Segment Start: Source records

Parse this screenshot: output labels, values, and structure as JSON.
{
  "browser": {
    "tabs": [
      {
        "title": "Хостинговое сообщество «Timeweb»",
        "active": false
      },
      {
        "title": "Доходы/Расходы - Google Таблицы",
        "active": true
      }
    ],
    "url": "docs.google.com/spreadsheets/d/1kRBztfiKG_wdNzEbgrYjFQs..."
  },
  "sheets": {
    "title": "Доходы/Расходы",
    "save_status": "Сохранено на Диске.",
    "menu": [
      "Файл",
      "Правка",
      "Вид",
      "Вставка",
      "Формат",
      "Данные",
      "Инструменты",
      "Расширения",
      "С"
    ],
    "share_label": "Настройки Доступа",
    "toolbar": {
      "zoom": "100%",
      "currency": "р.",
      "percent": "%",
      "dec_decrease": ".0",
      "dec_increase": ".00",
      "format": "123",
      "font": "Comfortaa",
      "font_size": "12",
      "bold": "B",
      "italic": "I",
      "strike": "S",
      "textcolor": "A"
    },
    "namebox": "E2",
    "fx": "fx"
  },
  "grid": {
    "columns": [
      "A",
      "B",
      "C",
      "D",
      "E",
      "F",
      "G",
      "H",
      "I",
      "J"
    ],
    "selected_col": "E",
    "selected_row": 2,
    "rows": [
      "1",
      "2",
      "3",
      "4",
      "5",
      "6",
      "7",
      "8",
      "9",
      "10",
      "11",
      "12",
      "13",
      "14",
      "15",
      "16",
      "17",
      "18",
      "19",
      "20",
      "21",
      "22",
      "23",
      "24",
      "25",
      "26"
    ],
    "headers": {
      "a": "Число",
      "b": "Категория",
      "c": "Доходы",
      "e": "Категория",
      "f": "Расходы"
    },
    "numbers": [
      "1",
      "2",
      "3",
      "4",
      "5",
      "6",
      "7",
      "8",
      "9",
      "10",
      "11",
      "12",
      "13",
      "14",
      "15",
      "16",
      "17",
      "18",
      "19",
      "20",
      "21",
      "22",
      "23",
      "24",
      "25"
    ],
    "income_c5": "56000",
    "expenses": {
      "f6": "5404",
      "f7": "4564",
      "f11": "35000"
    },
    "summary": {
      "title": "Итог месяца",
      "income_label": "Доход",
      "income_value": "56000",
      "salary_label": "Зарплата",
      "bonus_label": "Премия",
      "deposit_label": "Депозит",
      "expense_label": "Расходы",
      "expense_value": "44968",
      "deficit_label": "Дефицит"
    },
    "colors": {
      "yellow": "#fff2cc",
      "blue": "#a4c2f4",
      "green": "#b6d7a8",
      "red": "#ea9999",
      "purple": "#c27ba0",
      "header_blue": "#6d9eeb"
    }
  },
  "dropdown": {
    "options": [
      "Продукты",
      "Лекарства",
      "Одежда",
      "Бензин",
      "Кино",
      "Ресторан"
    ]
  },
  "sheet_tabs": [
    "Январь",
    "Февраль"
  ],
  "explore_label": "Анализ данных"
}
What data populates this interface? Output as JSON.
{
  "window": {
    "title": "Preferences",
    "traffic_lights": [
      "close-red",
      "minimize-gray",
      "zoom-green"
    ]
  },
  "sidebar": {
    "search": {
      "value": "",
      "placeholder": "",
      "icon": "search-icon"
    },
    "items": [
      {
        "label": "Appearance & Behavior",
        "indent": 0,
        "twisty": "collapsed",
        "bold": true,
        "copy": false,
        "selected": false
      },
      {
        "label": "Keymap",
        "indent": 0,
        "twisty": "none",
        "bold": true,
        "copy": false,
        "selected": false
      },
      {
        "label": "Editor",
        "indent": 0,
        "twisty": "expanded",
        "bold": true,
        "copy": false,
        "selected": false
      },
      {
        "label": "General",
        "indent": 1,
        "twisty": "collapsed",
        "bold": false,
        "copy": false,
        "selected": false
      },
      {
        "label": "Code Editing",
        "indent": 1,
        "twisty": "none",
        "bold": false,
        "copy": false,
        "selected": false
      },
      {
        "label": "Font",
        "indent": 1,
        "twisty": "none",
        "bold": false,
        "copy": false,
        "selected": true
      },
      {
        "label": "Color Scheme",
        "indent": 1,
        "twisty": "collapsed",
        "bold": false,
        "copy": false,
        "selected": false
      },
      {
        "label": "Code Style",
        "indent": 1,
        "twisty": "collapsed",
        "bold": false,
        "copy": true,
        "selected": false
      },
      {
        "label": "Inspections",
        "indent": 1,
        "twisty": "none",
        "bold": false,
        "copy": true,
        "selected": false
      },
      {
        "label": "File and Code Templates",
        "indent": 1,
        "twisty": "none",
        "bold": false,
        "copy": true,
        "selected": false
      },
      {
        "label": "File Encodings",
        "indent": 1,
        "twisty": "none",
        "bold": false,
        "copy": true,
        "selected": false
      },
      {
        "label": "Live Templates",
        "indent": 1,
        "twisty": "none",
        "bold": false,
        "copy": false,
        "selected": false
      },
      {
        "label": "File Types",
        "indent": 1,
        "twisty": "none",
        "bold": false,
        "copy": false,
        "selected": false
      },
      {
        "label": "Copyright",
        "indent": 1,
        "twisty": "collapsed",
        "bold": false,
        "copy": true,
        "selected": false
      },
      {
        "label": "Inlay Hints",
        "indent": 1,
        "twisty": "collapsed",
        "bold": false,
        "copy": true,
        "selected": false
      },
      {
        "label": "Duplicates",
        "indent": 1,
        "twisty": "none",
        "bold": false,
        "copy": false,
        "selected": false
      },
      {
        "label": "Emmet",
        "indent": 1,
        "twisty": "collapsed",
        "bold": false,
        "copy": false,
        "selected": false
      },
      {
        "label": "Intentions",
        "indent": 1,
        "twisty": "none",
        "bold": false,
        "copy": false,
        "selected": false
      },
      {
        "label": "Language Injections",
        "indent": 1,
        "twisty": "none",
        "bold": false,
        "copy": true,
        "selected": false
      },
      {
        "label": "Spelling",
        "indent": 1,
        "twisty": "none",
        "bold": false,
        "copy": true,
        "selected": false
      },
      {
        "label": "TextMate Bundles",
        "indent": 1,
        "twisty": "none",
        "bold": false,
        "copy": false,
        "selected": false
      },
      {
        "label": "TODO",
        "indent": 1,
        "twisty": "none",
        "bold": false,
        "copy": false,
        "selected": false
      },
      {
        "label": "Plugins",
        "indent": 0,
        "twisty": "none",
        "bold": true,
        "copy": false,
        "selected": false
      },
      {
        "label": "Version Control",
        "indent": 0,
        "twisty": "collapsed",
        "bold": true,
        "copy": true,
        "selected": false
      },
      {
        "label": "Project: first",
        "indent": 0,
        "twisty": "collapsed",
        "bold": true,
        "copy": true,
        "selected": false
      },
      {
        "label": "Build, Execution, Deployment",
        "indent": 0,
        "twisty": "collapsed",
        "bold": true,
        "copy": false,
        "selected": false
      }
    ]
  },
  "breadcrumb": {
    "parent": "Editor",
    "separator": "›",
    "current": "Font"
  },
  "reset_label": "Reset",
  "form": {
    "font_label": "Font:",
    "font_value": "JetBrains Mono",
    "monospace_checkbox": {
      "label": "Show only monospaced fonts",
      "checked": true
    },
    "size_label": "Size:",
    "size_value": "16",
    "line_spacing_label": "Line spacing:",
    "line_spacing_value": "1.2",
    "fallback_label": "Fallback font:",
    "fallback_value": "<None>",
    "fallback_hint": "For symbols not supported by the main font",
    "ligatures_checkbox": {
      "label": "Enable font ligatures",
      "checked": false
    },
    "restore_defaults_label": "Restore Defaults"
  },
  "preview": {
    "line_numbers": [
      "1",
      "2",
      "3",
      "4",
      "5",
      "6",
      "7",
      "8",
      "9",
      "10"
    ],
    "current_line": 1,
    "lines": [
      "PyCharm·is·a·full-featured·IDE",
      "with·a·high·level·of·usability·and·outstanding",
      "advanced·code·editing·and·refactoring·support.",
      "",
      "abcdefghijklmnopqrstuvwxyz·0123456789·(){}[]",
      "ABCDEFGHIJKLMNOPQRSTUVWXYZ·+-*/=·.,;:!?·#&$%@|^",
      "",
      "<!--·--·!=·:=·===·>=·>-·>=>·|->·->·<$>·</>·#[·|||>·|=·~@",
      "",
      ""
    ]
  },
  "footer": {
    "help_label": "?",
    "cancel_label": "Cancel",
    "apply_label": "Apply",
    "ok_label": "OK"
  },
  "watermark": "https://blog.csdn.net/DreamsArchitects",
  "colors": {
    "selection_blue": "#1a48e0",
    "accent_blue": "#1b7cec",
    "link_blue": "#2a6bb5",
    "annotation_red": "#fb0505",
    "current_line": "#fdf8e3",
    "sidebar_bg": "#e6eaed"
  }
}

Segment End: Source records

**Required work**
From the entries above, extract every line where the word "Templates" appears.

**Exercise solution**
        "label": "File and Code Templates",
        "label": "Live Templates",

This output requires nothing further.